■ **RECORDS TO PROCESS**

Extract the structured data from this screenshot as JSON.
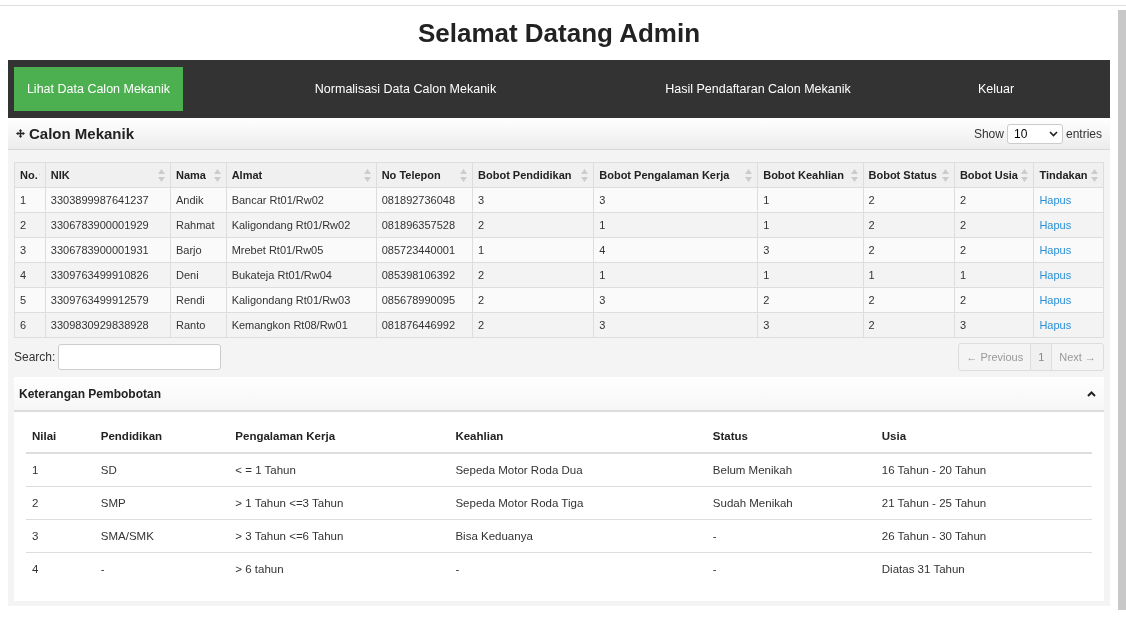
{
  "title": "Selamat Datang Admin",
  "nav": [
    {
      "label": "Lihat Data Calon Mekanik",
      "selected": true
    },
    {
      "label": "Normalisasi Data Calon Mekanik",
      "selected": false
    },
    {
      "label": "Hasil Pendaftaran Calon Mekanik",
      "selected": false
    },
    {
      "label": "Keluar",
      "selected": false
    }
  ],
  "panel": {
    "title": "Calon Mekanik",
    "show_label": "Show",
    "entries_value": "10",
    "entries_label": "entries"
  },
  "table": {
    "columns": [
      {
        "label": "No.",
        "sorted": true
      },
      {
        "label": "NIK",
        "sorted": false
      },
      {
        "label": "Nama",
        "sorted": false
      },
      {
        "label": "Almat",
        "sorted": false
      },
      {
        "label": "No Telepon",
        "sorted": false
      },
      {
        "label": "Bobot Pendidikan",
        "sorted": false
      },
      {
        "label": "Bobot Pengalaman Kerja",
        "sorted": false
      },
      {
        "label": "Bobot Keahlian",
        "sorted": false
      },
      {
        "label": "Bobot Status",
        "sorted": false
      },
      {
        "label": "Bobot Usia",
        "sorted": false
      },
      {
        "label": "Tindakan",
        "sorted": false
      }
    ],
    "rows": [
      [
        "1",
        "3303899987641237",
        "Andik",
        "Bancar Rt01/Rw02",
        "081892736048",
        "3",
        "3",
        "1",
        "2",
        "2",
        "Hapus"
      ],
      [
        "2",
        "3306783900001929",
        "Rahmat",
        "Kaligondang Rt01/Rw02",
        "081896357528",
        "2",
        "1",
        "1",
        "2",
        "2",
        "Hapus"
      ],
      [
        "3",
        "3306783900001931",
        "Barjo",
        "Mrebet Rt01/Rw05",
        "085723440001",
        "1",
        "4",
        "3",
        "2",
        "2",
        "Hapus"
      ],
      [
        "4",
        "3309763499910826",
        "Deni",
        "Bukateja Rt01/Rw04",
        "085398106392",
        "2",
        "1",
        "1",
        "1",
        "1",
        "Hapus"
      ],
      [
        "5",
        "3309763499912579",
        "Rendi",
        "Kaligondang Rt01/Rw03",
        "085678990095",
        "2",
        "3",
        "2",
        "2",
        "2",
        "Hapus"
      ],
      [
        "6",
        "3309830929838928",
        "Ranto",
        "Kemangkon Rt08/Rw01",
        "081876446992",
        "2",
        "3",
        "3",
        "2",
        "3",
        "Hapus"
      ]
    ]
  },
  "search": {
    "label": "Search:"
  },
  "pagination": [
    {
      "label": "← Previous",
      "kind": "nav",
      "disabled": true
    },
    {
      "label": "1",
      "kind": "page",
      "disabled": false
    },
    {
      "label": "Next →",
      "kind": "nav",
      "disabled": true
    }
  ],
  "legend": {
    "title": "Keterangan Pembobotan",
    "expanded": true,
    "columns": [
      "Nilai",
      "Pendidikan",
      "Pengalaman Kerja",
      "Keahlian",
      "Status",
      "Usia"
    ],
    "rows": [
      [
        "1",
        "SD",
        "< = 1 Tahun",
        "Sepeda Motor Roda Dua",
        "Belum Menikah",
        "16 Tahun - 20 Tahun"
      ],
      [
        "2",
        "SMP",
        "> 1 Tahun <=3 Tahun",
        "Sepeda Motor Roda Tiga",
        "Sudah Menikah",
        "21 Tahun - 25 Tahun"
      ],
      [
        "3",
        "SMA/SMK",
        "> 3 Tahun <=6 Tahun",
        "Bisa Keduanya",
        "-",
        "26 Tahun - 30 Tahun"
      ],
      [
        "4",
        "-",
        "> 6 tahun",
        "-",
        "-",
        "Diatas 31 Tahun"
      ]
    ]
  }
}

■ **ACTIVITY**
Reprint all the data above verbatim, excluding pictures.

■ **EXERCISE OUTPUT**
Extract the structured data from this screenshot as JSON.
{
  "title": "Selamat Datang Admin",
  "nav": [
    {
      "label": "Lihat Data Calon Mekanik",
      "selected": true
    },
    {
      "label": "Normalisasi Data Calon Mekanik",
      "selected": false
    },
    {
      "label": "Hasil Pendaftaran Calon Mekanik",
      "selected": false
    },
    {
      "label": "Keluar",
      "selected": false
    }
  ],
  "panel": {
    "title": "Calon Mekanik",
    "show_label": "Show",
    "entries_value": "10",
    "entries_label": "entries"
  },
  "table": {
    "columns": [
      {
        "label": "No.",
        "sorted": true
      },
      {
        "label": "NIK",
        "sorted": false
      },
      {
        "label": "Nama",
        "sorted": false
      },
      {
        "label": "Almat",
        "sorted": false
      },
      {
        "label": "No Telepon",
        "sorted": false
      },
      {
        "label": "Bobot Pendidikan",
        "sorted": false
      },
      {
        "label": "Bobot Pengalaman Kerja",
        "sorted": false
      },
      {
        "label": "Bobot Keahlian",
        "sorted": false
      },
      {
        "label": "Bobot Status",
        "sorted": false
      },
      {
        "label": "Bobot Usia",
        "sorted": false
      },
      {
        "label": "Tindakan",
        "sorted": false
      }
    ],
    "rows": [
      [
        "1",
        "3303899987641237",
        "Andik",
        "Bancar Rt01/Rw02",
        "081892736048",
        "3",
        "3",
        "1",
        "2",
        "2",
        "Hapus"
      ],
      [
        "2",
        "3306783900001929",
        "Rahmat",
        "Kaligondang Rt01/Rw02",
        "081896357528",
        "2",
        "1",
        "1",
        "2",
        "2",
        "Hapus"
      ],
      [
        "3",
        "3306783900001931",
        "Barjo",
        "Mrebet Rt01/Rw05",
        "085723440001",
        "1",
        "4",
        "3",
        "2",
        "2",
        "Hapus"
      ],
      [
        "4",
        "3309763499910826",
        "Deni",
        "Bukateja Rt01/Rw04",
        "085398106392",
        "2",
        "1",
        "1",
        "1",
        "1",
        "Hapus"
      ],
      [
        "5",
        "3309763499912579",
        "Rendi",
        "Kaligondang Rt01/Rw03",
        "085678990095",
        "2",
        "3",
        "2",
        "2",
        "2",
        "Hapus"
      ],
      [
        "6",
        "3309830929838928",
        "Ranto",
        "Kemangkon Rt08/Rw01",
        "081876446992",
        "2",
        "3",
        "3",
        "2",
        "3",
        "Hapus"
      ]
    ]
  },
  "search": {
    "label": "Search:"
  },
  "pagination": [
    {
      "label": "← Previous",
      "kind": "nav",
      "disabled": true
    },
    {
      "label": "1",
      "kind": "page",
      "disabled": false
    },
    {
      "label": "Next →",
      "kind": "nav",
      "disabled": true
    }
  ],
  "legend": {
    "title": "Keterangan Pembobotan",
    "expanded": true,
    "columns": [
      "Nilai",
      "Pendidikan",
      "Pengalaman Kerja",
      "Keahlian",
      "Status",
      "Usia"
    ],
    "rows": [
      [
        "1",
        "SD",
        "< = 1 Tahun",
        "Sepeda Motor Roda Dua",
        "Belum Menikah",
        "16 Tahun - 20 Tahun"
      ],
      [
        "2",
        "SMP",
        "> 1 Tahun <=3 Tahun",
        "Sepeda Motor Roda Tiga",
        "Sudah Menikah",
        "21 Tahun - 25 Tahun"
      ],
      [
        "3",
        "SMA/SMK",
        "> 3 Tahun <=6 Tahun",
        "Bisa Keduanya",
        "-",
        "26 Tahun - 30 Tahun"
      ],
      [
        "4",
        "-",
        "> 6 tahun",
        "-",
        "-",
        "Diatas 31 Tahun"
      ]
    ]
  }
}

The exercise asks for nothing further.